Every automatic sprinkler system shall have at least one automatic water supply.
For mains that do not supply hydrants, sizes smaller than 6 in. (150 mm) shall be permitted to be used subject to the following restrictions:
- The main supplies only automatic sprinkler systems, open sprinkler systems, water spray fixed systems, foam systems, or Class II standpipe systems.
- Hydraulic calculations show that the main will supply the total demand at the appropriate pressure. Systems that are not hydraulically calculated shall have a main at least as large as the system riser.
Where a single main less than 4 in. (100 mm) in diameter serves both fire systems and other uses, the non-fire demand shall be added to the hydraulic calculations for the fire system at the point of connection unless provisions have been made to automatically isolate the non-fire demand during a fire event.
For pipe schedule systems, the underground supply pipe shall be at least as large as the system riser.
Water supplies and environmental conditions shall be evaluated for the existence of microbes and conditions that contribute to microbiologically influenced corrosion (MIC). Where conditions are found that contribute to MIC, the owner(s) shall notify the sprinkler system installer and a plan shall be developed to treat the system using one of the following methods:
- Install a water pipe that will not be affected by the MIC microbes
- Treat all water that enters the system using an approved bacterial inhibitor
- Implement an approved plan for monitoring the interior conditions of the pipe at established time intervals and locations
- Install corrosion monitoring station and monitor at established intervals
Water supplies and environmental conditions shall be evaluated for conditions that contribute to unusual corrosive properties. Where conditions are found that contribute to unusual corrosive properties, the owner(s) shall notify the sprinkler system installer and a plan shall be developed to treat the system using one of the following methods:
- Install a water pipe that is corrosion resistant.
- Treat water that enters the system using a listed corrosion inhibitor.
- Implement an approved plan for monitoring the interior conditions of the pipe at established intervals and locations.
- Install corrosion monitoring station and monitor at established intervals.
- Fill dry-pipe or preaction systems with nitrogen as a supervisory gas to mitigate against corrosion.
- When using a generator, use an approved nitrogen generator.
Where listed bacterial inhibitors and/or corrosion inhibitors are used, they shall be compatible with system components. Where used together, they shall also be compatible with each other.

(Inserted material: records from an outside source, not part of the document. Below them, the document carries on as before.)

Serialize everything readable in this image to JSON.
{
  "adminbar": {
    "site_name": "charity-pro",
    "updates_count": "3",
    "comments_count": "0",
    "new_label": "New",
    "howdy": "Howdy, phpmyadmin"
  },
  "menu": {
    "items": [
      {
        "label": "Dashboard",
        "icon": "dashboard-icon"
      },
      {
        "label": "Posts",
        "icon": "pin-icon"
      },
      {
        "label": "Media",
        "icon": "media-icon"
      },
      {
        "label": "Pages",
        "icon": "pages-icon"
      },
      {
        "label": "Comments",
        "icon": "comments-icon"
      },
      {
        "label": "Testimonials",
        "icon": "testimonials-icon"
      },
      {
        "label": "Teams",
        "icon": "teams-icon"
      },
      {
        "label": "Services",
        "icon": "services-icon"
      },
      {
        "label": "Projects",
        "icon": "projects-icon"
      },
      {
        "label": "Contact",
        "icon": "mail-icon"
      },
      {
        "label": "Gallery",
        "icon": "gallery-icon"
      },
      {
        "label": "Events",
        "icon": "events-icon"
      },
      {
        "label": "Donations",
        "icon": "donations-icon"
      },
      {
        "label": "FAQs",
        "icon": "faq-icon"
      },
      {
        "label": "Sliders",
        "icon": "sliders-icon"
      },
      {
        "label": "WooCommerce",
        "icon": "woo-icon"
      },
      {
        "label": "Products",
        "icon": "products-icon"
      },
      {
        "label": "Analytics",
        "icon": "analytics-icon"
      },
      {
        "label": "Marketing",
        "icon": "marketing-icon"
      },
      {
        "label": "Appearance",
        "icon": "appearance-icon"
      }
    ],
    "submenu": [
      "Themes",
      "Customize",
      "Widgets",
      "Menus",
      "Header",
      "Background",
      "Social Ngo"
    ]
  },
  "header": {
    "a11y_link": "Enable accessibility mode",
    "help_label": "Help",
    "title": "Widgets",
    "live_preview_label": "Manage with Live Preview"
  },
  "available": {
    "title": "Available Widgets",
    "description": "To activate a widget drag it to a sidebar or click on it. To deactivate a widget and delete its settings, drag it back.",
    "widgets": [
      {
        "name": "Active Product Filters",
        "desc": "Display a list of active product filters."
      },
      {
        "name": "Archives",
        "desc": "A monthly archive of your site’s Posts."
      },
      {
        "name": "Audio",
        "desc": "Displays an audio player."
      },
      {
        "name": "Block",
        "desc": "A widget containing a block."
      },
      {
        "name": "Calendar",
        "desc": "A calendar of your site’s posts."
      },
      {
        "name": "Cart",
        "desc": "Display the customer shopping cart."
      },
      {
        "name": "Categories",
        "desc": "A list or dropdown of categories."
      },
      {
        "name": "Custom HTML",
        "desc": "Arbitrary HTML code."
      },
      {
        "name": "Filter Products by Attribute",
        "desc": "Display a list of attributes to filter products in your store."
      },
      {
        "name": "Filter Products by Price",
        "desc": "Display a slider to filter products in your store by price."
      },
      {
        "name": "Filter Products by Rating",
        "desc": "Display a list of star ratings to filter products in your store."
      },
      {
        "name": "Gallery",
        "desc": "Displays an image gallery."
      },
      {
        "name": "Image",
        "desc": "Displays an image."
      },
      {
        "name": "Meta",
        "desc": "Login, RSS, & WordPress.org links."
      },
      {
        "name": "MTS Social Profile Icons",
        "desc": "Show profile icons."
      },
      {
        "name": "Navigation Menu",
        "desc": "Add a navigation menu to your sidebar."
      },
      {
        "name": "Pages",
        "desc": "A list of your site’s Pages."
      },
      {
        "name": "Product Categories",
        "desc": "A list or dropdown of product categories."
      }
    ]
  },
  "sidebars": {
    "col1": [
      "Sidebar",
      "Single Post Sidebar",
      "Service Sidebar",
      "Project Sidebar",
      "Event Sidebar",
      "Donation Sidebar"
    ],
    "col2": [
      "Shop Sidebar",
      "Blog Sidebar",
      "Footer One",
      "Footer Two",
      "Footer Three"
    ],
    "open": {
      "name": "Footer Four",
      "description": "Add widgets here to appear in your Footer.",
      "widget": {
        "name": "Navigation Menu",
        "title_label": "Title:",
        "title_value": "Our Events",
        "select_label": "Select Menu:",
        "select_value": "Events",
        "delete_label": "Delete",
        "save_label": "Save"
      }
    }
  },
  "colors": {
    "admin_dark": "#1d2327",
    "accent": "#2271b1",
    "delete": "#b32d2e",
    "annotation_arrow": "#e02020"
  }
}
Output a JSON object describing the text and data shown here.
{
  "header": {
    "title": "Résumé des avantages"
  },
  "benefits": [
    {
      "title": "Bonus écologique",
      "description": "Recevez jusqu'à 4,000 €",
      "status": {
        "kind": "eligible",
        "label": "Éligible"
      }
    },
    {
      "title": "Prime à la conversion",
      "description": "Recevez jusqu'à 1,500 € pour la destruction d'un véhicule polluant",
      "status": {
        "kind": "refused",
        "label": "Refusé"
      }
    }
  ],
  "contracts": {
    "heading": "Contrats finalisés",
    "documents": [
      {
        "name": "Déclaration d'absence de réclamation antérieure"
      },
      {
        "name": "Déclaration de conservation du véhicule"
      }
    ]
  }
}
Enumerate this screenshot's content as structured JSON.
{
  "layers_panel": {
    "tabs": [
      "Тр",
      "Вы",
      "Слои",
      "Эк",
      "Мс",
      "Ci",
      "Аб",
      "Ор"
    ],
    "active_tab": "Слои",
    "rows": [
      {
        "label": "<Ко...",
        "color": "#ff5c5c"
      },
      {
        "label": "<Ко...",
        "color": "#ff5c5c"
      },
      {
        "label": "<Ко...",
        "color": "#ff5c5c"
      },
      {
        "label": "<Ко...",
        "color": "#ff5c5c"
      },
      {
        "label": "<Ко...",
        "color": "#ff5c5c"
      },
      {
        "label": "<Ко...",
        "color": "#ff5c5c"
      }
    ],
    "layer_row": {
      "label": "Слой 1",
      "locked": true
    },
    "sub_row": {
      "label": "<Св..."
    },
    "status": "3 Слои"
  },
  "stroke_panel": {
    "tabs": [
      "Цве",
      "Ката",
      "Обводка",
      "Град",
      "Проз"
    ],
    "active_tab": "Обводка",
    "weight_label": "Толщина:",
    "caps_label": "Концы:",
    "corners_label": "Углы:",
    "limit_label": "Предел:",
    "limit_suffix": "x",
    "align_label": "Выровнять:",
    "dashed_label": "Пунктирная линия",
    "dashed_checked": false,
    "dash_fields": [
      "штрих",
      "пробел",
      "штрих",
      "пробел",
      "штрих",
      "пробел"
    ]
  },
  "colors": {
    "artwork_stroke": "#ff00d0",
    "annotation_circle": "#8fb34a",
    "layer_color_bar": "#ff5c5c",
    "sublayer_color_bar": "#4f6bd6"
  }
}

The connection between the system piping and underground piping shall be made with a suitable transition piece and shall be properly strapped or fastened by approved devices.
Where required due to specific mechanical or environmental conditions, the transition piece shall be protected against possible damage from corrosive agents, solvent attack, or mechanical damage.
When system piping pierces a foundation wall below grade or is located under the foundation wall, clearance shall be provided to prevent breakage of the piping due to building settlement.
Where meters are required by other authorities, they shall be listed.
The requirements of the public health authority having jurisdiction shall be determined and followed.
Where equipment is installed to guard against possible contamination of the public water system, such equipment and devices shall be listed for fire protection service.
Water supplies for sprinkler systems shall be one of the following or any combination:
- A connection to an approved public or private waterworks system in accordance with 5.2.2
- A connection including a fire pump in accordance with 5.2.3
- A connection to a water storage tank at grade or below grade installed in accordance with NFPA 22 and filled from an approved source
- A connection to a pressure tank in accordance with 5.2.4 and filled from an approved source
- A connection to a gravity tank in accordance with 5.2.5 and filled from an approved source
- A penstock, flume, river, lake, pond, or reservoir in accordance with 5.2.6
- * A source of recycled or reclaimed water where the building owner (or their agent) has analyzed the source of the water and the treatment process (if any) that the water undergoes before being made available to the sprinkler system and determined that any materials, chemicals, or contaminants in the water will not be detrimental to the components of the sprinkler system it comes in contact with
A connection to a reliable waterworks system shall be an acceptable water supply source.
A single automatically controlled fire pump installed in accordance with NFPA 20 shall be an acceptable water supply source.
A pressure tank installed in accordance with NFPA 22 shall be an acceptable water supply source.
Pressure tanks shall be provided with an approved means for automatically maintaining the required air pressure.
Where a pressure tank is the sole water supply, an approved trouble alarm shall also be provided to indicate low air pressure and low water level with the alarm supplied from an electrical branch circuit independent of the air compressor.
Pressure tanks shall not be used to supply other than sprinklers and hand hose attached to sprinkler piping.
In addition to the requirements of 5.1.2, the water capacity of a pressure tank shall include the extra capacity needed to fill dry pipe or preaction systems where installed.
Pressure tanks shall be kept with a sufficient supply of water to meet the demand of the fire protection system as calculated in Chapter 27 for the duration required by Chapter 19, Chapter 20, or Chapter 26.
The pressure shall be sufficient to push all of the water out of the tank while maintaining the necessary residual pressure (required by Chapter 27) at the top of the system.
An elevated tank installed in accordance with NFPA 22 shall be an acceptable water supply source.